(Web page and app entries)
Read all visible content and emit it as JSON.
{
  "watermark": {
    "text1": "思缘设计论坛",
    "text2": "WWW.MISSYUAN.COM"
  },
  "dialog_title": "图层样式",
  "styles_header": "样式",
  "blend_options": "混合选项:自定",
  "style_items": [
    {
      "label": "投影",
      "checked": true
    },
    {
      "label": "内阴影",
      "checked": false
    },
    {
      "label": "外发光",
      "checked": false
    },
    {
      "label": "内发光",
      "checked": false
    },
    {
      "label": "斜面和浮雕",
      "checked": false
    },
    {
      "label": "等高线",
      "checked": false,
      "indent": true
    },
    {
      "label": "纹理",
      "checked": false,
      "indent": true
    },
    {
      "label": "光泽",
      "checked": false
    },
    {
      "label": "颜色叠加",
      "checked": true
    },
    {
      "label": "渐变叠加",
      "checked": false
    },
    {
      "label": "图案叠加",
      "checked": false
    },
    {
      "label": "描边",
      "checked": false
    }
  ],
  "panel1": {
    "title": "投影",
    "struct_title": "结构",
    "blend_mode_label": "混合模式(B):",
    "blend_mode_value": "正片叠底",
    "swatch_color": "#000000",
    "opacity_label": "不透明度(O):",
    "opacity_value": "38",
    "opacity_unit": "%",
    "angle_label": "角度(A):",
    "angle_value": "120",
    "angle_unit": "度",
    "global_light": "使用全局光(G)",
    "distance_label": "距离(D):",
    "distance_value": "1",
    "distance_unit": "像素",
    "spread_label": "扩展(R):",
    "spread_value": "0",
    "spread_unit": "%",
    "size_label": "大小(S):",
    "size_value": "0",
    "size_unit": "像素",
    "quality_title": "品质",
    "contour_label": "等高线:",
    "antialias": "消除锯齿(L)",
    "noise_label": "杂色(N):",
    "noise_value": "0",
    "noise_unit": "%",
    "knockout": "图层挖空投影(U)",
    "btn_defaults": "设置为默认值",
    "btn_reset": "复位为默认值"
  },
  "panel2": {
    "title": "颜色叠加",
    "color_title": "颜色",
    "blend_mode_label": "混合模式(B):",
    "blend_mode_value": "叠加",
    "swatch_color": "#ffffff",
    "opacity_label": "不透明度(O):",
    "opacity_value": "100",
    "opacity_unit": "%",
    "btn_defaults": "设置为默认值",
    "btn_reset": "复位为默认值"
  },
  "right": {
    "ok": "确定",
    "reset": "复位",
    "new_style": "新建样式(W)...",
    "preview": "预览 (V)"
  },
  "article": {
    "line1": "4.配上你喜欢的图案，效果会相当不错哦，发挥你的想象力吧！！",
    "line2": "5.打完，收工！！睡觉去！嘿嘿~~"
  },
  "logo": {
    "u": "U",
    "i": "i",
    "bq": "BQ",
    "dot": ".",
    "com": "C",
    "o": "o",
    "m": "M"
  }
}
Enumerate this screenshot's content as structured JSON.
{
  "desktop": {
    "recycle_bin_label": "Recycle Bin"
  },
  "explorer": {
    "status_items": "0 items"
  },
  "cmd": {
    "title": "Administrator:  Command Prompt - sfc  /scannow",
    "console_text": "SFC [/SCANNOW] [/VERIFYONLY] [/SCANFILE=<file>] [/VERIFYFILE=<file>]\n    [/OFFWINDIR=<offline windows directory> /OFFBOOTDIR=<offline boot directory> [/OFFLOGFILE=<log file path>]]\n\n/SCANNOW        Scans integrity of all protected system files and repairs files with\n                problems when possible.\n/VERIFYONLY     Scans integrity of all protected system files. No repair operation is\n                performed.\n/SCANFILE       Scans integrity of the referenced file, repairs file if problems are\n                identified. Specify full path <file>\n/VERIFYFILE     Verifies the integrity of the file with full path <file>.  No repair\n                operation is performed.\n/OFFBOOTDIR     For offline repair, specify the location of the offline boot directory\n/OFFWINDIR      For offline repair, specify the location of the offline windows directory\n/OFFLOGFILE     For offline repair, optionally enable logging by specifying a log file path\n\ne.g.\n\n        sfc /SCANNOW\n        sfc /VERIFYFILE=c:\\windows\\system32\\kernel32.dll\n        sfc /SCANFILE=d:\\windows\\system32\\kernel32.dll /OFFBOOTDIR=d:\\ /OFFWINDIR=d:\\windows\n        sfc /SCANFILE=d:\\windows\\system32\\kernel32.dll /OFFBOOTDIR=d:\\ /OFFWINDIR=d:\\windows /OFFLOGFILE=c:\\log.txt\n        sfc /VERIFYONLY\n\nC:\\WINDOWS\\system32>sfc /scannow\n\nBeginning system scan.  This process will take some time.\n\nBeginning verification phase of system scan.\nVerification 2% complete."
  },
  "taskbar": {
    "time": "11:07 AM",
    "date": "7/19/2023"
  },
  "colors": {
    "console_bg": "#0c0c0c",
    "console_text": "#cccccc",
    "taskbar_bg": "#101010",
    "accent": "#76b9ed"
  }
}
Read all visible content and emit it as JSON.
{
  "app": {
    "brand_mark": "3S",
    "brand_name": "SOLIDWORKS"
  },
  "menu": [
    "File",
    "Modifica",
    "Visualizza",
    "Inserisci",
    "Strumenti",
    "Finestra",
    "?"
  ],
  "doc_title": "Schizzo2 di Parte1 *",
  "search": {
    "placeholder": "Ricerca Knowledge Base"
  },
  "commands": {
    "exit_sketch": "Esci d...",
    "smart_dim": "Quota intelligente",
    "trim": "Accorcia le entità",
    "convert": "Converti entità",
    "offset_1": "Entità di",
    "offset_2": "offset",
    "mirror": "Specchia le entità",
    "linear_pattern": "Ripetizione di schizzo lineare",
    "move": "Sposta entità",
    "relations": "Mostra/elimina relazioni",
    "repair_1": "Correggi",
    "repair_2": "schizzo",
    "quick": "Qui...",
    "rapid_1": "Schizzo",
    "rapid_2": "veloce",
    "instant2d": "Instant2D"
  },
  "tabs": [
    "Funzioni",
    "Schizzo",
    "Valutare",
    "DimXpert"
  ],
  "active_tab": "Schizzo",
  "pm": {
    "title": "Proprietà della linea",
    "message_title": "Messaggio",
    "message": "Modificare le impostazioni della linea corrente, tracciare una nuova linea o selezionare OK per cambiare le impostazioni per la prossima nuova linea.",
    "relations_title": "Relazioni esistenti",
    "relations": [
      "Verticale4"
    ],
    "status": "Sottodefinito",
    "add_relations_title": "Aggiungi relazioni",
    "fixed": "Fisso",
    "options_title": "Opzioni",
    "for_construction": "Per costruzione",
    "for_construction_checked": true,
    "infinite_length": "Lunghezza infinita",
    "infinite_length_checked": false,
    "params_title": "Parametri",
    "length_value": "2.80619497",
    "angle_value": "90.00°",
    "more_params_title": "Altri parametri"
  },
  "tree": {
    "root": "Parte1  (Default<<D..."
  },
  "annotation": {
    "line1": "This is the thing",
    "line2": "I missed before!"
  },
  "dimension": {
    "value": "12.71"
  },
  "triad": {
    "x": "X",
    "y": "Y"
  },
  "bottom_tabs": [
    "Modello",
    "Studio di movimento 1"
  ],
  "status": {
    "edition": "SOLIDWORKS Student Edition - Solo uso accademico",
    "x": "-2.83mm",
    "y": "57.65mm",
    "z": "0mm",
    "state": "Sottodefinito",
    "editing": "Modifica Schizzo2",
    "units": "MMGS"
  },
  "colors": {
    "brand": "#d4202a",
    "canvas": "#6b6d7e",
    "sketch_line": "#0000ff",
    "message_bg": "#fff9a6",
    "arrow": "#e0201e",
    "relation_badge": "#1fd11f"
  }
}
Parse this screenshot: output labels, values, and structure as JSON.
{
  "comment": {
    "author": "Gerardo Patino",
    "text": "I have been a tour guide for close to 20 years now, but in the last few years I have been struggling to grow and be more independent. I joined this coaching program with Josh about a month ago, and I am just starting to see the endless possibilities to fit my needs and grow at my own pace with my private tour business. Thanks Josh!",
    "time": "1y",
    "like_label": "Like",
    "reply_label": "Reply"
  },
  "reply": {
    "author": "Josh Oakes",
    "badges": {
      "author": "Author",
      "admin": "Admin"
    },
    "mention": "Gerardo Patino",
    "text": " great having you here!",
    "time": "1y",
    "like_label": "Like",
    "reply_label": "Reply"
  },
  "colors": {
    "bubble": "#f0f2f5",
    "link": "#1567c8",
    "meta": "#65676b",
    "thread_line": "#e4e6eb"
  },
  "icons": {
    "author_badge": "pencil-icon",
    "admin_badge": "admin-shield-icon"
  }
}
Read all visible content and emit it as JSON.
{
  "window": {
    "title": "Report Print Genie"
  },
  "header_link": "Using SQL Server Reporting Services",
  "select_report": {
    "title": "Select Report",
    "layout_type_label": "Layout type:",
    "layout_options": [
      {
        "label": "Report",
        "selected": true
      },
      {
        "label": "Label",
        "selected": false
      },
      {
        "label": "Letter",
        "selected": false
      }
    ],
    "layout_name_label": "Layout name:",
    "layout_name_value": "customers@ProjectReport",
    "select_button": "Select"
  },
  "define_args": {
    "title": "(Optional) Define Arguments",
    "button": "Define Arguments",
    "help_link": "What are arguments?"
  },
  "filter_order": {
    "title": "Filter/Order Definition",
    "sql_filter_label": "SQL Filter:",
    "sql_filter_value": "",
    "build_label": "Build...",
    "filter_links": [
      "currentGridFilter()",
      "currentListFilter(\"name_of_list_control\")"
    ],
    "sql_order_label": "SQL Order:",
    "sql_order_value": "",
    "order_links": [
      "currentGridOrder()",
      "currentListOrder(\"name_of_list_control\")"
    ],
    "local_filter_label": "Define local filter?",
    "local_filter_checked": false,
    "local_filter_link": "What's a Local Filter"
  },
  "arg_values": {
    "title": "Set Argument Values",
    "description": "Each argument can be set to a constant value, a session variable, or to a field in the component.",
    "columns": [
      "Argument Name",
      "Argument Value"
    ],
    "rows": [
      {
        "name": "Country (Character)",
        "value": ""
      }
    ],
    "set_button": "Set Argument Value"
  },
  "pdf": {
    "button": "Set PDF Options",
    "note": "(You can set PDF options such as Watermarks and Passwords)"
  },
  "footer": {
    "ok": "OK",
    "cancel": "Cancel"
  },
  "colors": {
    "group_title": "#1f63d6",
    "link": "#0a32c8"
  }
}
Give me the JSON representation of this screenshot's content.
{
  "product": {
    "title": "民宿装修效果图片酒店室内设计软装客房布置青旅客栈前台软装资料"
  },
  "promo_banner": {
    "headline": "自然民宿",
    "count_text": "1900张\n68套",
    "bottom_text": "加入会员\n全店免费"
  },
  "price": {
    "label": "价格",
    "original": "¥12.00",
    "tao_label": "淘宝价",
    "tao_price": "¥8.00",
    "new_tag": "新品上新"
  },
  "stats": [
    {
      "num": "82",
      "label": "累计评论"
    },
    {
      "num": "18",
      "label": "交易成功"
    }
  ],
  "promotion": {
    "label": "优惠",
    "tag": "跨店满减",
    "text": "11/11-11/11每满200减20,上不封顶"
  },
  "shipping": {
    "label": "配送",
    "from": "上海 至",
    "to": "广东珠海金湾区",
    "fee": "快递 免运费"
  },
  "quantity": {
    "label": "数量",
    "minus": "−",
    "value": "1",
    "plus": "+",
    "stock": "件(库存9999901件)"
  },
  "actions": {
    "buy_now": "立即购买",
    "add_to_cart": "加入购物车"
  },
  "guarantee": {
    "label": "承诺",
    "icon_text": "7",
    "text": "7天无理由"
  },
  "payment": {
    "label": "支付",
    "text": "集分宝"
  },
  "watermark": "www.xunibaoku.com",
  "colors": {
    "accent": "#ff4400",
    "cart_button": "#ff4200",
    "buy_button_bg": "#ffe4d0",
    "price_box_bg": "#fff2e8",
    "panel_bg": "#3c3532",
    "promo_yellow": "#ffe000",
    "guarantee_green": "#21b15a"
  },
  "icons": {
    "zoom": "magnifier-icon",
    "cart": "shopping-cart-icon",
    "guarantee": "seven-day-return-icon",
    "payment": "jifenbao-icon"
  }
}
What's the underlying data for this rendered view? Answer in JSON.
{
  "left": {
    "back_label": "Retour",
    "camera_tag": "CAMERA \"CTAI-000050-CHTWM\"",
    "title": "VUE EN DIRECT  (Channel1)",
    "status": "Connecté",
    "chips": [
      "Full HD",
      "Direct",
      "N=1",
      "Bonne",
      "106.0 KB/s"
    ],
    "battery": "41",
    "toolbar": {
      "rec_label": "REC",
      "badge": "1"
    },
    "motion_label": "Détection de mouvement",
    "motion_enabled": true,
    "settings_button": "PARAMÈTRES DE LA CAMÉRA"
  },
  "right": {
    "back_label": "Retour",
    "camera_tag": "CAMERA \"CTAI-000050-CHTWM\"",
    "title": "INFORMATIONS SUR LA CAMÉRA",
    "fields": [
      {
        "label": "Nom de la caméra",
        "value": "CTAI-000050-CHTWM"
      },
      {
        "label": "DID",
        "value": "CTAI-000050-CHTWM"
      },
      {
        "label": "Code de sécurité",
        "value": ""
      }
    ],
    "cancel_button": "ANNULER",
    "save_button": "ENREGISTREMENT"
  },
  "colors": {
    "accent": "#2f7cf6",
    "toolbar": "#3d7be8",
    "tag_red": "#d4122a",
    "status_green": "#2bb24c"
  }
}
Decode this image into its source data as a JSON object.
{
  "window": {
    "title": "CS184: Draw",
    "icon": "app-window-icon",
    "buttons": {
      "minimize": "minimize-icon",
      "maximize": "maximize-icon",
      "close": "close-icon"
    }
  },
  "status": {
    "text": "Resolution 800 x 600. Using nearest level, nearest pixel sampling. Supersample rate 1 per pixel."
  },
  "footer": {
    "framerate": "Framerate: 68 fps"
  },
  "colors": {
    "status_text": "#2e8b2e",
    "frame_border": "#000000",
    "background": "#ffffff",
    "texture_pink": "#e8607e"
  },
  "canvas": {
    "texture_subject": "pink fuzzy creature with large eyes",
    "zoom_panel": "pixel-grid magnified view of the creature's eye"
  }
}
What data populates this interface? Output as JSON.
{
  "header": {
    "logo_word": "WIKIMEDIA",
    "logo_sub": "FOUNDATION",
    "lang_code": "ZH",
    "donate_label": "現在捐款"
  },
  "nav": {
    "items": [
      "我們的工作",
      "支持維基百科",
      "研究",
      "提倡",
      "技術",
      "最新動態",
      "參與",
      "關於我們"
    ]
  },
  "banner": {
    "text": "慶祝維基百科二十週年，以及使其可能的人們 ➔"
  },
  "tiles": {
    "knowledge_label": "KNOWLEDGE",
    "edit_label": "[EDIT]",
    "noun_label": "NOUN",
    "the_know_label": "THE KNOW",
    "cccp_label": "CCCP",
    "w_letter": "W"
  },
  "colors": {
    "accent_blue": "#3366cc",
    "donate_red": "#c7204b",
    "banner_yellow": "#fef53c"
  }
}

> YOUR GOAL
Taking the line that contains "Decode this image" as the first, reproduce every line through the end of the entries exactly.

> TASK RESPONSE
Decode this image into its source data as a JSON object.
{
  "window": {
    "title": "CS184: Draw",
    "icon": "app-window-icon",
    "buttons": {
      "minimize": "minimize-icon",
      "maximize": "maximize-icon",
      "close": "close-icon"
    }
  },
  "status": {
    "text": "Resolution 800 x 600. Using nearest level, nearest pixel sampling. Supersample rate 1 per pixel."
  },
  "footer": {
    "framerate": "Framerate: 68 fps"
  },
  "colors": {
    "status_text": "#2e8b2e",
    "frame_border": "#000000",
    "background": "#ffffff",
    "texture_pink": "#e8607e"
  },
  "canvas": {
    "texture_subject": "pink fuzzy creature with large eyes",
    "zoom_panel": "pixel-grid magnified view of the creature's eye"
  }
}
What data populates this interface? Output as JSON.
{
  "header": {
    "logo_word": "WIKIMEDIA",
    "logo_sub": "FOUNDATION",
    "lang_code": "ZH",
    "donate_label": "現在捐款"
  },
  "nav": {
    "items": [
      "我們的工作",
      "支持維基百科",
      "研究",
      "提倡",
      "技術",
      "最新動態",
      "參與",
      "關於我們"
    ]
  },
  "banner": {
    "text": "慶祝維基百科二十週年，以及使其可能的人們 ➔"
  },
  "tiles": {
    "knowledge_label": "KNOWLEDGE",
    "edit_label": "[EDIT]",
    "noun_label": "NOUN",
    "the_know_label": "THE KNOW",
    "cccp_label": "CCCP",
    "w_letter": "W"
  },
  "colors": {
    "accent_blue": "#3366cc",
    "donate_red": "#c7204b",
    "banner_yellow": "#fef53c"
  }
}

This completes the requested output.